Jakarta. The European Union Ambassador to the Association of Southeast Asian Nations, Fransisco Fontan, said on Tuesday (12/09) that ties between the two regional blocs can be further strengthened through cooperation in fighting transnational crimes and on defense and security issues.
"We have serious challenges and threats in the horizon, for both EU and Asean as regions [...] – those threats are common and interlinked. So we have interest to step up our level of cooperation when it comes to transnational fight against transnational crimes [as well as] on defense and security issues," Fontan told reporters on the sidelines of the EU-Asean 40th Anniversary Concert in Jakarta.
He added that with fast development in the EU in the aforementioned areas, the union would want to develop more exchanges in those sectors with Asean.
Last month, EU High Representative Federica Mogherini said both regions need to bring their defense structures closer and called for more investments "to ensure that common threats receive common answers."
The EU and Asean also adopted in August a new plan of action for 2018-2022 which focuses on strengthening cooperation in areas such as cyber security and preventive diplomacy.
This year marks the 40th anniversary of EU-Asean relations, which coincides with the EU's 60th anniversary and Asean's 50th.
Fontan said the two regional blocs can be expected to form new cooperation in transport, education, trade and people-to-people exchanges.
Currently, the European Union is negotiating transport and civil aviation agreements with Asean, as well as several free trade agreements with the association's member states.
Earlier this year, EU concluded free trade agreement negotiations with Singapore and Vietnam. At the moment, it is involved in similar negotiations with other members of the association.
"We continue to work bilaterally with Asean member states. Free trade agreements contribute as stepping stones toward region-to-region agreements," Fontan said.
Thailand’s permanent representative to Asean, Phasporn Sangasubana, said Asean can learn a lot from the EU’s "valuable" experiences as organization and its model of regionalism.
"We are not following the EU, but we are looking at the model and seeing how we can develop it in this region.
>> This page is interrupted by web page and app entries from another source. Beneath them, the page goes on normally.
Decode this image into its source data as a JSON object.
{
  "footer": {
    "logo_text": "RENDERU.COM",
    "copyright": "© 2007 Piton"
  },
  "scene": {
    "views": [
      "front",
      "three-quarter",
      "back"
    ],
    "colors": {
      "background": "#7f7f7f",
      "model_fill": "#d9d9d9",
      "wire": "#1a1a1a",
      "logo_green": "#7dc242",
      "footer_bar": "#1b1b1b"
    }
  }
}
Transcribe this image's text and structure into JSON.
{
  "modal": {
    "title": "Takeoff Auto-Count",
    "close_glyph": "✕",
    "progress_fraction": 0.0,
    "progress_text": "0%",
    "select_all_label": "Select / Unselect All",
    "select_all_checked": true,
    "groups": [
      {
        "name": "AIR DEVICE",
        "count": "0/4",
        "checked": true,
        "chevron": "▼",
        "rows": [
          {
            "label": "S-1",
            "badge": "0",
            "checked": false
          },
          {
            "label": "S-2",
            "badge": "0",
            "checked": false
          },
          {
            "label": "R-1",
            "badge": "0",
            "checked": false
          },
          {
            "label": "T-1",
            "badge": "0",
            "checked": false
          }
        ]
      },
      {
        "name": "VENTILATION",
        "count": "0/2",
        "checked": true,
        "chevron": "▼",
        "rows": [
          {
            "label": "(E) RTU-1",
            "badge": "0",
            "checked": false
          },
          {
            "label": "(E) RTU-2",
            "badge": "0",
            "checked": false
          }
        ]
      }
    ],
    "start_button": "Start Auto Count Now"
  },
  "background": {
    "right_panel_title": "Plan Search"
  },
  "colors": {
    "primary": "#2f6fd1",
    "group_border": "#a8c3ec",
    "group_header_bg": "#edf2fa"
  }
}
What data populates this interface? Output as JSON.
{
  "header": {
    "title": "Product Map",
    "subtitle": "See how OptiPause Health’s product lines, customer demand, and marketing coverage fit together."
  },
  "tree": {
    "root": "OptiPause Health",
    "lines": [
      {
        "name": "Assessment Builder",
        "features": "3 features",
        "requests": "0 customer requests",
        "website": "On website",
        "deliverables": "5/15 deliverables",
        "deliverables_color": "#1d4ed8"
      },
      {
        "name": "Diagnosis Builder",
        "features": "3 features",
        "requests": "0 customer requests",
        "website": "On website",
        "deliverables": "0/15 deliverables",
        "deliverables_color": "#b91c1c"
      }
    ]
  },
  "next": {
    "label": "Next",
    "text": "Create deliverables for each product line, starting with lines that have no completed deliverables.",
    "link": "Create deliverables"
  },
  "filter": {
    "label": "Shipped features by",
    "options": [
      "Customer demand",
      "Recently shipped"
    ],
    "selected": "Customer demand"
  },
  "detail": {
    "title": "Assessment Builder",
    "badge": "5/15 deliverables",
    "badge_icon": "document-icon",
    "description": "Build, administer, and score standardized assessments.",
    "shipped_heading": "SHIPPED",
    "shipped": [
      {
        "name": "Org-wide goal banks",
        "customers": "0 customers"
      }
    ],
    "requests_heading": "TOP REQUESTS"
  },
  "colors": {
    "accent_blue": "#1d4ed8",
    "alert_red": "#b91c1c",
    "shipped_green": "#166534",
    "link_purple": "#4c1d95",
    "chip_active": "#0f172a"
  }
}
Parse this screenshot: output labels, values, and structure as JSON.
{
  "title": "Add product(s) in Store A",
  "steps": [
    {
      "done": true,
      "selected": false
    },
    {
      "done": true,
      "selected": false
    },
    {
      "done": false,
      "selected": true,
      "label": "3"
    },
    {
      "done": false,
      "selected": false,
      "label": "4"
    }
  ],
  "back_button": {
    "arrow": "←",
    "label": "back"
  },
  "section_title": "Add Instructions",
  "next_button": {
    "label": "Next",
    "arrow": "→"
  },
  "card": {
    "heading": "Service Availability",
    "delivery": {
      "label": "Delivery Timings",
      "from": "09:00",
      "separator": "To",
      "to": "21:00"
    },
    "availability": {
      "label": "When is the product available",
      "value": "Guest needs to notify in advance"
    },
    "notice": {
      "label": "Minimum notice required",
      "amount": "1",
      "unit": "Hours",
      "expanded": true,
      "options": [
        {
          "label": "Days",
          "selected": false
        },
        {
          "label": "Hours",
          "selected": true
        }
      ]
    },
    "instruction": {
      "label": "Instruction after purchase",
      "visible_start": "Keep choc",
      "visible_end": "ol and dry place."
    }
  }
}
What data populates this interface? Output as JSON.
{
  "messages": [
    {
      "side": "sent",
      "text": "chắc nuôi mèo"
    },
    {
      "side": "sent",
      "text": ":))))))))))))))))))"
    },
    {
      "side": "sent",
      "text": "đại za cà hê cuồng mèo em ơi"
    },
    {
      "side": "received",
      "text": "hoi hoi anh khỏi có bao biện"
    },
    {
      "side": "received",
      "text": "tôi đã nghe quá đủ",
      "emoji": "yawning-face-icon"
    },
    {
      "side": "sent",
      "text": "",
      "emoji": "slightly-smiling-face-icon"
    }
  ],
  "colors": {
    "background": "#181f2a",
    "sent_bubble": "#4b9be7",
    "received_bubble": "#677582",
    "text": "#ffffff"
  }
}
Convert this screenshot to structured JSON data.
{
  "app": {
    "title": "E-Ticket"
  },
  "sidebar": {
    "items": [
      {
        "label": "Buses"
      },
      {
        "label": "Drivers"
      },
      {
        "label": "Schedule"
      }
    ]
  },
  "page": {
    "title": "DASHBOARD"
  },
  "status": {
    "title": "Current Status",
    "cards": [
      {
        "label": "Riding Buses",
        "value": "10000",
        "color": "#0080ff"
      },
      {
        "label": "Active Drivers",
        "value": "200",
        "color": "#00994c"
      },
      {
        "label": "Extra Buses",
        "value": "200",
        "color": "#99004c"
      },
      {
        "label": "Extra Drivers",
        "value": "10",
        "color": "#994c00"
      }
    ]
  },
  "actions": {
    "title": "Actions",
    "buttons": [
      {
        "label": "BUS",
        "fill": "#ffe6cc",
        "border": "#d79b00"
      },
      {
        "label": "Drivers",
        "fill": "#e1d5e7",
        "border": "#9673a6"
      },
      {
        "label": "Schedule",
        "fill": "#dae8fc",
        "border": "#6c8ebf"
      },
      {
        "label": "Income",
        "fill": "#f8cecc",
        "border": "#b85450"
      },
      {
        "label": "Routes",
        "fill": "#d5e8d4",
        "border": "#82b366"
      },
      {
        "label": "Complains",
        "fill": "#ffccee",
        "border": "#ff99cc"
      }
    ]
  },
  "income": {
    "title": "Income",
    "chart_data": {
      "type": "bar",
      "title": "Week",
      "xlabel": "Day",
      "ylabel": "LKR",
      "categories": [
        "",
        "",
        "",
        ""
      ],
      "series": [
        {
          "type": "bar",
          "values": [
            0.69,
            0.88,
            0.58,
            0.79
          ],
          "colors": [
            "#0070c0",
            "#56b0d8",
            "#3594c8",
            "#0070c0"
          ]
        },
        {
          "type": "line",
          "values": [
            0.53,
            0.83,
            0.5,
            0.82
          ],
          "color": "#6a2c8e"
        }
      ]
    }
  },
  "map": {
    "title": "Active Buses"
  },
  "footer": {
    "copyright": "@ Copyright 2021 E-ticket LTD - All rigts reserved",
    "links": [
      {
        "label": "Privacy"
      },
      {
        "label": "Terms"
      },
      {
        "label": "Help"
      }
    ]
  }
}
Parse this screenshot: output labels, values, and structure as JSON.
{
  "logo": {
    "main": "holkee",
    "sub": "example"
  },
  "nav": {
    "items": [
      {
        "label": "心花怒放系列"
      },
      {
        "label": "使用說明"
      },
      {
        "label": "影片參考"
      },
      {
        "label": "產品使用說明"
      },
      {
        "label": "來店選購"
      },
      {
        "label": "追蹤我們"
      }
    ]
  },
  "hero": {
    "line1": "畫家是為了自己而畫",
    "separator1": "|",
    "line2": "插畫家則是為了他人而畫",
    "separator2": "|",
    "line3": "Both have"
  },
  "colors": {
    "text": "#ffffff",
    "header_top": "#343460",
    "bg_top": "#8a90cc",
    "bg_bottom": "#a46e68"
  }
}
Their experiences are very valuable," Sangasubana said.
Bridging Development Gaps: Lessons From the EU
One of the challenges that Asean must tackle as a region is to narrow the development gaps among its member states, which has been considerably steep from one country to the next.
The European Union has adopted a number of instruments to tackle this issue in Europe, though their focus has largely been stronger on provinces, rather than on countries.
According to Fontan, this is useful because development gaps exist within both rich and poor countries, and the approach provides support "on those areas in most need — not so much at the country or flag, but at the reality of the people on the ground."
He added that another approach the EU has taken to bridge development gaps in the continent has been to enhance access to higher education for all of its citizens.
The European Region Action Scheme for the Mobility of University Students (Erasmus) program is the EU's model approach to increase students’ mobility and exchange across Europe. The system allows the students to have their overseas university credits recognized when they return to their home country.
In Southeast Asia, the EU has placed more than $11 million on the Support to Higher Education in the Asean Region (Share), which finances Asean university students who are interested in taking part in academic exchanges with universities within the region.
Fontan expressed his optimism that the United Kingdom and the European Union will continue to be close partners, even when Britain officially leaves the regional bloc.
"You can leave the European Union, but you cannot leave Europe. Your interest and reality continue to be European even if you move out of the EU," Fontan said.
He added that the EU "will not allow any kind of significant negative impact on Asia" with Brexit.
Last month, UK trade envoy Richard Graham expressed hopes that relations with Asean will continue to grow in the future, with relations possibly strengthened in the fields of creative media, professional services, aerospace and modern technology.